*** Block opens ***

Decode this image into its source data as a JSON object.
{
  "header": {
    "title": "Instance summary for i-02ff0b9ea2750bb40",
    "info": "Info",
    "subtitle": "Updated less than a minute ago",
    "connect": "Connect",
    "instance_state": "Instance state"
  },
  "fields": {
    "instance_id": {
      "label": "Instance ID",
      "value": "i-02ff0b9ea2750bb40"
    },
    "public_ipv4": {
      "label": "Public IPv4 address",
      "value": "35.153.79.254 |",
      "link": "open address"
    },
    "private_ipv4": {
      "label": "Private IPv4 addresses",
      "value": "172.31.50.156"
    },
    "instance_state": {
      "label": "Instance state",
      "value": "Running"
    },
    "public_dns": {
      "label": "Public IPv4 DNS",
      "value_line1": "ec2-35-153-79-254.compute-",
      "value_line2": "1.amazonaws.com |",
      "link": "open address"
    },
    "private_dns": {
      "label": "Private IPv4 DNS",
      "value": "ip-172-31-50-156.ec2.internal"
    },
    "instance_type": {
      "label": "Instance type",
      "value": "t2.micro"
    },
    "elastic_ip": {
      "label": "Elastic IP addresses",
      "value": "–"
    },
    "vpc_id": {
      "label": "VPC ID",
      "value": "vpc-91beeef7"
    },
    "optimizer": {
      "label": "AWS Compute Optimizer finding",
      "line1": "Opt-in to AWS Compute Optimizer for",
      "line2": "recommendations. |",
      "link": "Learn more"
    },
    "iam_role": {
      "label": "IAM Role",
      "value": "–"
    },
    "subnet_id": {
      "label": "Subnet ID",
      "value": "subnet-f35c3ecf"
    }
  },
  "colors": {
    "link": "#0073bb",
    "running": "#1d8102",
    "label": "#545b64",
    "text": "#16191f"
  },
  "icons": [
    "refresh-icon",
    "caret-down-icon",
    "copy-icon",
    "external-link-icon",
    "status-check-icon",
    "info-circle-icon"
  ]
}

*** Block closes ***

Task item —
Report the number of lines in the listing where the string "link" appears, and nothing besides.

Output below —
5